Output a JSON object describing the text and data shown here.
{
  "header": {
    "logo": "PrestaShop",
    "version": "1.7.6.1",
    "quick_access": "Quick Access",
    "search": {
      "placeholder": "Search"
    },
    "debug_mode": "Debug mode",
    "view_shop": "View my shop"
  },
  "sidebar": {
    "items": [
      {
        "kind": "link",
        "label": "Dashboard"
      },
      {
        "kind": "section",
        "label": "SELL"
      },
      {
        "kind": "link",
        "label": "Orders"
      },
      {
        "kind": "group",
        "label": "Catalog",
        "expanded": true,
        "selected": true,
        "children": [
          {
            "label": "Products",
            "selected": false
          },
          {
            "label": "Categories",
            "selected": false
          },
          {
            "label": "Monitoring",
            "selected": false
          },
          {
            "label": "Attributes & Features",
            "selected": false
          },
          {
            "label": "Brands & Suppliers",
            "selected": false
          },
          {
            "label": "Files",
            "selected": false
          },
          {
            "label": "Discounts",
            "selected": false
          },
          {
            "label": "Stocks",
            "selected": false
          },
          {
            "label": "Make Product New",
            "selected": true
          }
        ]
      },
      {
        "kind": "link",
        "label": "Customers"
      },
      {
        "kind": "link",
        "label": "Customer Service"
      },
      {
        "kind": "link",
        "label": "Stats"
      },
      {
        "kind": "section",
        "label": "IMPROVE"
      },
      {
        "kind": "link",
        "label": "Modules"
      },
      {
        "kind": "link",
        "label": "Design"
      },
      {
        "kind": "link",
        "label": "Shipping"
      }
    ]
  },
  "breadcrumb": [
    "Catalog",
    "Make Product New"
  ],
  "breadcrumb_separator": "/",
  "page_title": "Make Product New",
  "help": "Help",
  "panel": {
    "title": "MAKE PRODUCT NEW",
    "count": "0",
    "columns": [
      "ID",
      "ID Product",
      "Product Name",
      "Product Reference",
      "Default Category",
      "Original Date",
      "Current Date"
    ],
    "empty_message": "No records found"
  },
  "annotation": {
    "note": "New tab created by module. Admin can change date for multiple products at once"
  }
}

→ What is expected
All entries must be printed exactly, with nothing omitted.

→ Solution to this exercise
Output a JSON object describing the text and data shown here.
{
  "header": {
    "logo": "PrestaShop",
    "version": "1.7.6.1",
    "quick_access": "Quick Access",
    "search": {
      "placeholder": "Search"
    },
    "debug_mode": "Debug mode",
    "view_shop": "View my shop"
  },
  "sidebar": {
    "items": [
      {
        "kind": "link",
        "label": "Dashboard"
      },
      {
        "kind": "section",
        "label": "SELL"
      },
      {
        "kind": "link",
        "label": "Orders"
      },
      {
        "kind": "group",
        "label": "Catalog",
        "expanded": true,
        "selected": true,
        "children": [
          {
            "label": "Products",
            "selected": false
          },
          {
            "label": "Categories",
            "selected": false
          },
          {
            "label": "Monitoring",
            "selected": false
          },
          {
            "label": "Attributes & Features",
            "selected": false
          },
          {
            "label": "Brands & Suppliers",
            "selected": false
          },
          {
            "label": "Files",
            "selected": false
          },
          {
            "label": "Discounts",
            "selected": false
          },
          {
            "label": "Stocks",
            "selected": false
          },
          {
            "label": "Make Product New",
            "selected": true
          }
        ]
      },
      {
        "kind": "link",
        "label": "Customers"
      },
      {
        "kind": "link",
        "label": "Customer Service"
      },
      {
        "kind": "link",
        "label": "Stats"
      },
      {
        "kind": "section",
        "label": "IMPROVE"
      },
      {
        "kind": "link",
        "label": "Modules"
      },
      {
        "kind": "link",
        "label": "Design"
      },
      {
        "kind": "link",
        "label": "Shipping"
      }
    ]
  },
  "breadcrumb": [
    "Catalog",
    "Make Product New"
  ],
  "breadcrumb_separator": "/",
  "page_title": "Make Product New",
  "help": "Help",
  "panel": {
    "title": "MAKE PRODUCT NEW",
    "count": "0",
    "columns": [
      "ID",
      "ID Product",
      "Product Name",
      "Product Reference",
      "Default Category",
      "Original Date",
      "Current Date"
    ],
    "empty_message": "No records found"
  },
  "annotation": {
    "note": "New tab created by module. Admin can change date for multiple products at once"
  }
}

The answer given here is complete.